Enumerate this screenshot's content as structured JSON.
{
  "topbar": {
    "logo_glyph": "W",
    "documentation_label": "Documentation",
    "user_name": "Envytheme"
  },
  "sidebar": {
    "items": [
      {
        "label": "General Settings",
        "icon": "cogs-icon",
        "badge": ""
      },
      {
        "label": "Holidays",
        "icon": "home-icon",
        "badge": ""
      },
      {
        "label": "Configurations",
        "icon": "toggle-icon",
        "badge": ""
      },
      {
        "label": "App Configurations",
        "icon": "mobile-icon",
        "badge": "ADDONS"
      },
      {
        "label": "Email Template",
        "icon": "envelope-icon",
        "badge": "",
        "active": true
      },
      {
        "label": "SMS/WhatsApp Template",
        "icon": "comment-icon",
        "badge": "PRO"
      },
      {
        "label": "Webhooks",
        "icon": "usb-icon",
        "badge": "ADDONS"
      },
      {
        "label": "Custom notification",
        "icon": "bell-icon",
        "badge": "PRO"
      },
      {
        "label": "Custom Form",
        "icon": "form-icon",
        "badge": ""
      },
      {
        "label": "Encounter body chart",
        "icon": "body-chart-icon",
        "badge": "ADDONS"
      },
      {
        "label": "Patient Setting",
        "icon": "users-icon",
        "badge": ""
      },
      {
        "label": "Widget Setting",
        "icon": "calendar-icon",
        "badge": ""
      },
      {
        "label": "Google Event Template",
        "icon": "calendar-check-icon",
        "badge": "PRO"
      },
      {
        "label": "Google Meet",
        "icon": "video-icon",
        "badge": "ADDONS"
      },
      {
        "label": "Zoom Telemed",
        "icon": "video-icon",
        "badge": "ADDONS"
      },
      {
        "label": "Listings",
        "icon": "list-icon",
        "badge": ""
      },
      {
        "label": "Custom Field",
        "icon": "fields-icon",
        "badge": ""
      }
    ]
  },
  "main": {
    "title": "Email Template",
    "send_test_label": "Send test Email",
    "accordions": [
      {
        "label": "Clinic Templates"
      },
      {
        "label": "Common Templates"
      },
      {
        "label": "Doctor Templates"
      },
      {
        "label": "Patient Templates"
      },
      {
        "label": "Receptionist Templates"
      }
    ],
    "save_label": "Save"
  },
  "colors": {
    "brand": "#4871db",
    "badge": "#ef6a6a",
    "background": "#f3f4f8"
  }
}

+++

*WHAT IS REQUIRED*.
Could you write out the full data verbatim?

*ANSWER FOR THIS EXERCISE*.
Enumerate this screenshot's content as structured JSON.
{
  "topbar": {
    "logo_glyph": "W",
    "documentation_label": "Documentation",
    "user_name": "Envytheme"
  },
  "sidebar": {
    "items": [
      {
        "label": "General Settings",
        "icon": "cogs-icon",
        "badge": ""
      },
      {
        "label": "Holidays",
        "icon": "home-icon",
        "badge": ""
      },
      {
        "label": "Configurations",
        "icon": "toggle-icon",
        "badge": ""
      },
      {
        "label": "App Configurations",
        "icon": "mobile-icon",
        "badge": "ADDONS"
      },
      {
        "label": "Email Template",
        "icon": "envelope-icon",
        "badge": "",
        "active": true
      },
      {
        "label": "SMS/WhatsApp Template",
        "icon": "comment-icon",
        "badge": "PRO"
      },
      {
        "label": "Webhooks",
        "icon": "usb-icon",
        "badge": "ADDONS"
      },
      {
        "label": "Custom notification",
        "icon": "bell-icon",
        "badge": "PRO"
      },
      {
        "label": "Custom Form",
        "icon": "form-icon",
        "badge": ""
      },
      {
        "label": "Encounter body chart",
        "icon": "body-chart-icon",
        "badge": "ADDONS"
      },
      {
        "label": "Patient Setting",
        "icon": "users-icon",
        "badge": ""
      },
      {
        "label": "Widget Setting",
        "icon": "calendar-icon",
        "badge": ""
      },
      {
        "label": "Google Event Template",
        "icon": "calendar-check-icon",
        "badge": "PRO"
      },
      {
        "label": "Google Meet",
        "icon": "video-icon",
        "badge": "ADDONS"
      },
      {
        "label": "Zoom Telemed",
        "icon": "video-icon",
        "badge": "ADDONS"
      },
      {
        "label": "Listings",
        "icon": "list-icon",
        "badge": ""
      },
      {
        "label": "Custom Field",
        "icon": "fields-icon",
        "badge": ""
      }
    ]
  },
  "main": {
    "title": "Email Template",
    "send_test_label": "Send test Email",
    "accordions": [
      {
        "label": "Clinic Templates"
      },
      {
        "label": "Common Templates"
      },
      {
        "label": "Doctor Templates"
      },
      {
        "label": "Patient Templates"
      },
      {
        "label": "Receptionist Templates"
      }
    ],
    "save_label": "Save"
  },
  "colors": {
    "brand": "#4871db",
    "badge": "#ef6a6a",
    "background": "#f3f4f8"
  }
}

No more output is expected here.